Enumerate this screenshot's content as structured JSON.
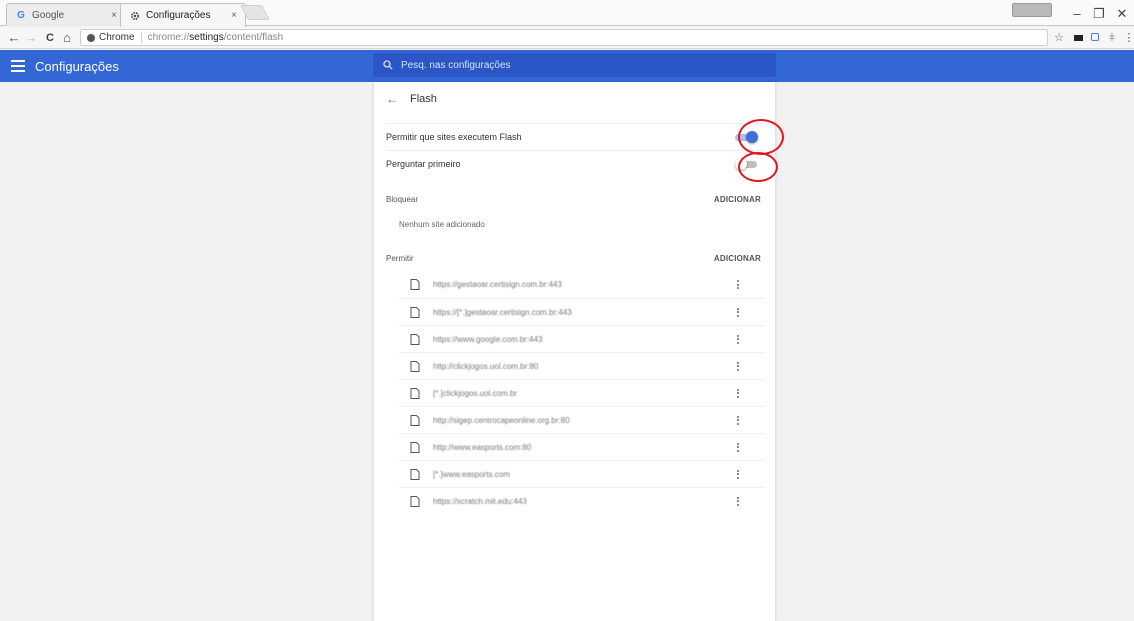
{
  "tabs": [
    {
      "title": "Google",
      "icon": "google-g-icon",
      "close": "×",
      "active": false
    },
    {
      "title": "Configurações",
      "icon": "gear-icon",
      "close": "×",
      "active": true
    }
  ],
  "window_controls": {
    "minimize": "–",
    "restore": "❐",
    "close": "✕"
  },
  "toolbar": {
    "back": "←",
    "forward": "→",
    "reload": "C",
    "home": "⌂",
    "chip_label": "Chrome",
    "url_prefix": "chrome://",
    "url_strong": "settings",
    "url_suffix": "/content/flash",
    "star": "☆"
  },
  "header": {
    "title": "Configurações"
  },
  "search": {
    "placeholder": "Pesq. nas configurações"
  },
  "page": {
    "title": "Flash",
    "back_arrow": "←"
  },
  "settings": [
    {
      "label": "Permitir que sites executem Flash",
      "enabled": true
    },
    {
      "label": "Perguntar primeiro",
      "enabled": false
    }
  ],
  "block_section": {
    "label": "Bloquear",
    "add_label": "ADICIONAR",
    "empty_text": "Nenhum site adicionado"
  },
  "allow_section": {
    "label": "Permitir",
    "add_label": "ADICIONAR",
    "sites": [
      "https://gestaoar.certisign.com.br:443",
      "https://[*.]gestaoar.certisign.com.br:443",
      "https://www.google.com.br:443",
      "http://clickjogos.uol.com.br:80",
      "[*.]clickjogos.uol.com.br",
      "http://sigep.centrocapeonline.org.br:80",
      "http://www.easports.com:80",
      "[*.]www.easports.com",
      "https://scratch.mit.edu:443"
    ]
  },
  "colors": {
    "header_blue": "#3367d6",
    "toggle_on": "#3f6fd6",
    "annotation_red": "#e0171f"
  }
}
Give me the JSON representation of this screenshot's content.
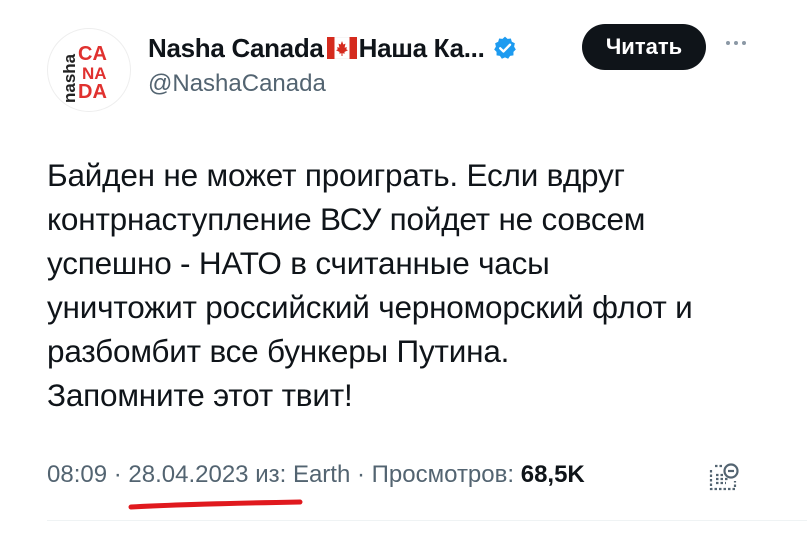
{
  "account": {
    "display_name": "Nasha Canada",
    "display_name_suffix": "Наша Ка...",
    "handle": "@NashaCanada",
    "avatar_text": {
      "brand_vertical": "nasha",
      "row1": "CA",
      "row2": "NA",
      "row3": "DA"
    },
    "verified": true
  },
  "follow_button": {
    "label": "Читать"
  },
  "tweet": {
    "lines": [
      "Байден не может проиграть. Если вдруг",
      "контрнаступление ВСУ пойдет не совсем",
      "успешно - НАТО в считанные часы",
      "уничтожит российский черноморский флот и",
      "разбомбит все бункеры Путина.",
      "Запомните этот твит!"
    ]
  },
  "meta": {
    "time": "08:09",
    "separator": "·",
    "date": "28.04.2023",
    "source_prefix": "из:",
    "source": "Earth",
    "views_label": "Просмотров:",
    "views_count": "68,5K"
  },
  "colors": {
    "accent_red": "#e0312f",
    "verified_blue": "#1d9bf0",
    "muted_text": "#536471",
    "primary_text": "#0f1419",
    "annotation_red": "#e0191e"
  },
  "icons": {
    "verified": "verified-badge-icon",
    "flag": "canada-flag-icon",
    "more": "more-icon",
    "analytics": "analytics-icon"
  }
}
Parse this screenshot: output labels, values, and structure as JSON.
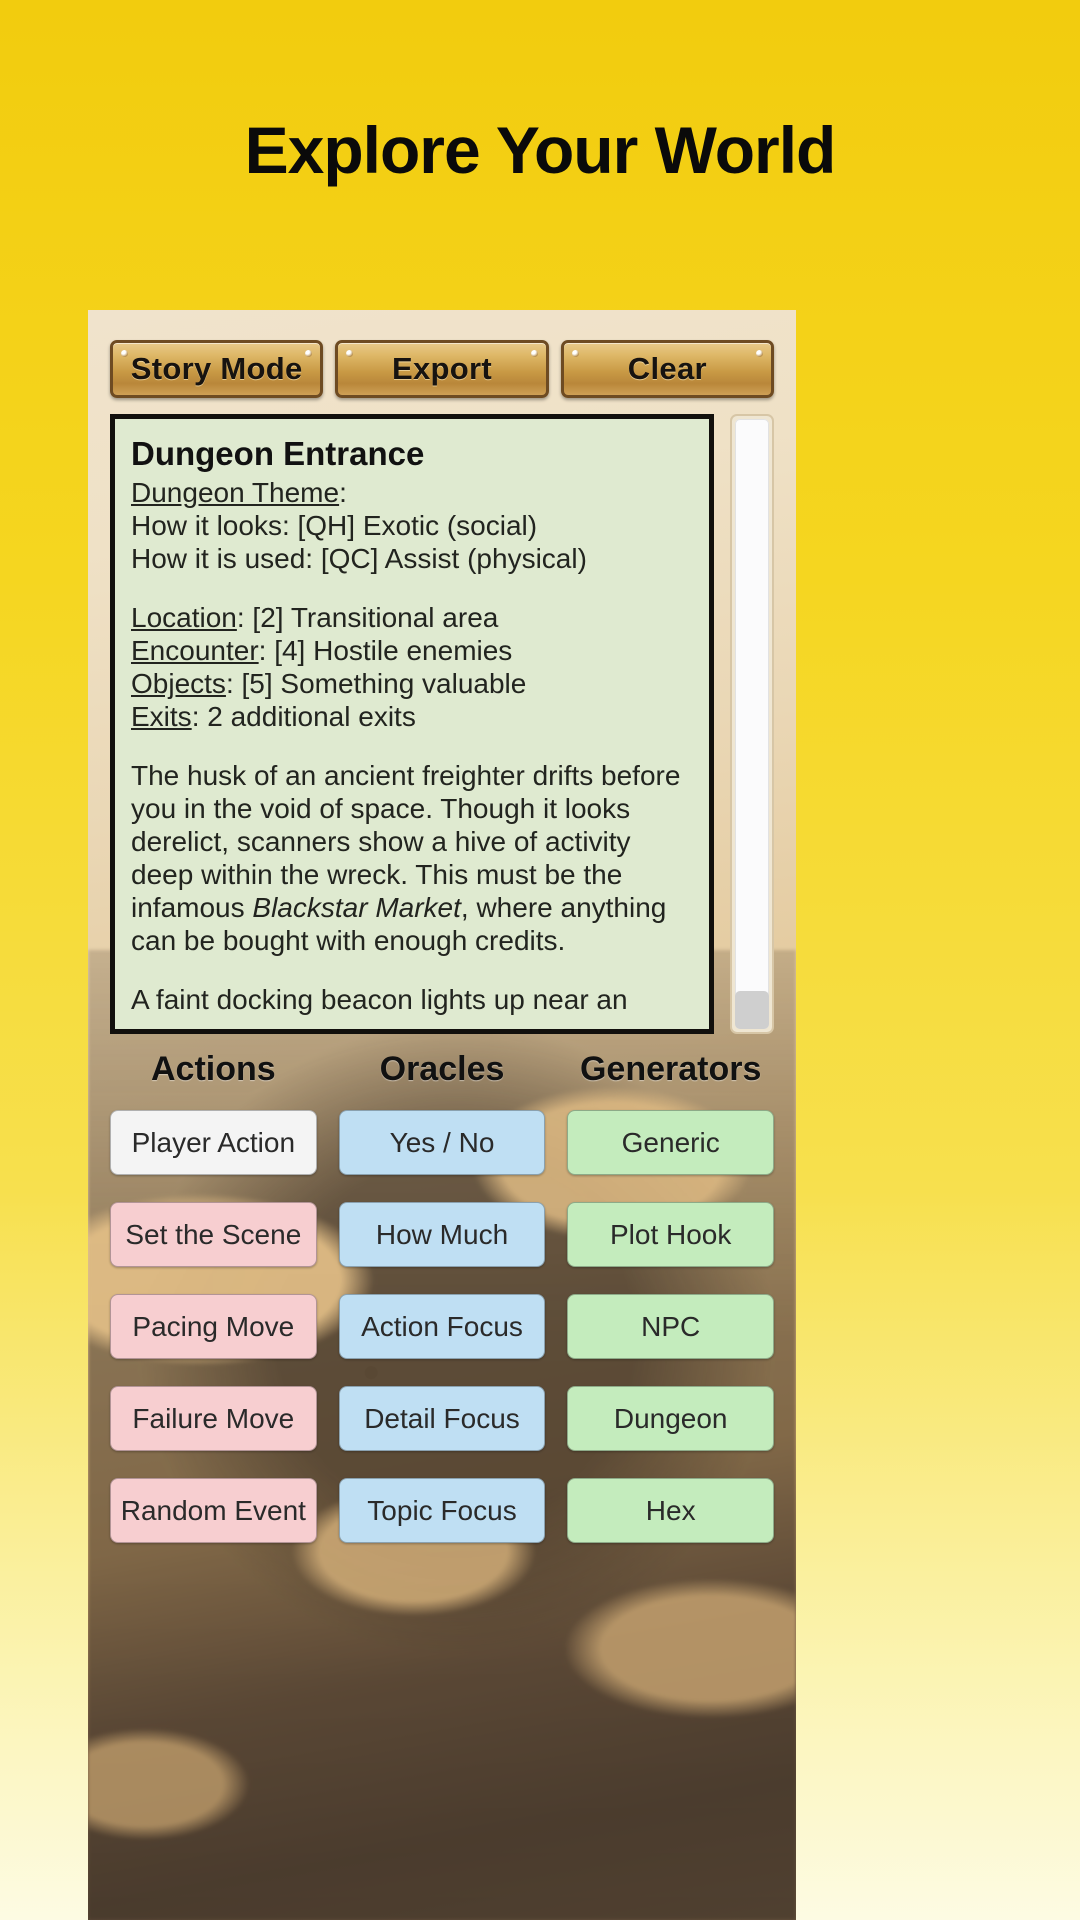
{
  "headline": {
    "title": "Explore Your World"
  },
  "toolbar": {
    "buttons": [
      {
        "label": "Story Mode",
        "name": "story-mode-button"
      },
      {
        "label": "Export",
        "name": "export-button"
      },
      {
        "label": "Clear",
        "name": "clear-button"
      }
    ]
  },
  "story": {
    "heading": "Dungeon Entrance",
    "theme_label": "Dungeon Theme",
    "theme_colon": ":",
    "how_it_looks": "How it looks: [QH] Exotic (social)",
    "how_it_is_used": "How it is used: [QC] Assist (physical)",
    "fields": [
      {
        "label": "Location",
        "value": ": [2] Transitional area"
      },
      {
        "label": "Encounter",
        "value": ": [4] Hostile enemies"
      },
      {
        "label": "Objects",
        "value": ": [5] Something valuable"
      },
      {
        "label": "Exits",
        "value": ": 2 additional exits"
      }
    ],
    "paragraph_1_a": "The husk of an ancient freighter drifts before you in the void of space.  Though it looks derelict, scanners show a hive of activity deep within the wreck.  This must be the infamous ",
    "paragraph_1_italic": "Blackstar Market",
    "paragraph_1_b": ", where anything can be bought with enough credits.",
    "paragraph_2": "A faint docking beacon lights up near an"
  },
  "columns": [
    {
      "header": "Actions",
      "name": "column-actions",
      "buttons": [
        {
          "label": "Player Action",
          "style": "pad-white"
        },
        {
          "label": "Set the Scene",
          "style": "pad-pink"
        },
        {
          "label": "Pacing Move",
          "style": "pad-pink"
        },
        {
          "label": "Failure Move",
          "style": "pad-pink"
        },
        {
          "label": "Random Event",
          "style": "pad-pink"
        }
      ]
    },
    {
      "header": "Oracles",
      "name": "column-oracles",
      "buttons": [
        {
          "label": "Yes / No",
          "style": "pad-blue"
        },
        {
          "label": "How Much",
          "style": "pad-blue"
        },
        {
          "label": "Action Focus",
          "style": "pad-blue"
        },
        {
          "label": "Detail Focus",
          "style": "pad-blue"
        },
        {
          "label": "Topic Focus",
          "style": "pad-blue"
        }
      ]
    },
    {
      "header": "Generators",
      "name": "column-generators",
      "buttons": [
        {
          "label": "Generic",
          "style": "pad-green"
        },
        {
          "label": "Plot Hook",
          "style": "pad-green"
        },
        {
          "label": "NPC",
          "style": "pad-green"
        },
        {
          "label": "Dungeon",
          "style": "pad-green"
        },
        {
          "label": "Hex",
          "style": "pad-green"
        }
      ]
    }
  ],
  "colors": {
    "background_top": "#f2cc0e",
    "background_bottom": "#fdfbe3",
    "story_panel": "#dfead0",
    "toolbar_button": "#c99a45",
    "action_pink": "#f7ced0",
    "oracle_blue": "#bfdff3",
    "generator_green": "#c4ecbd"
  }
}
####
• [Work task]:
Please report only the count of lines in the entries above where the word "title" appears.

• [Response]:
5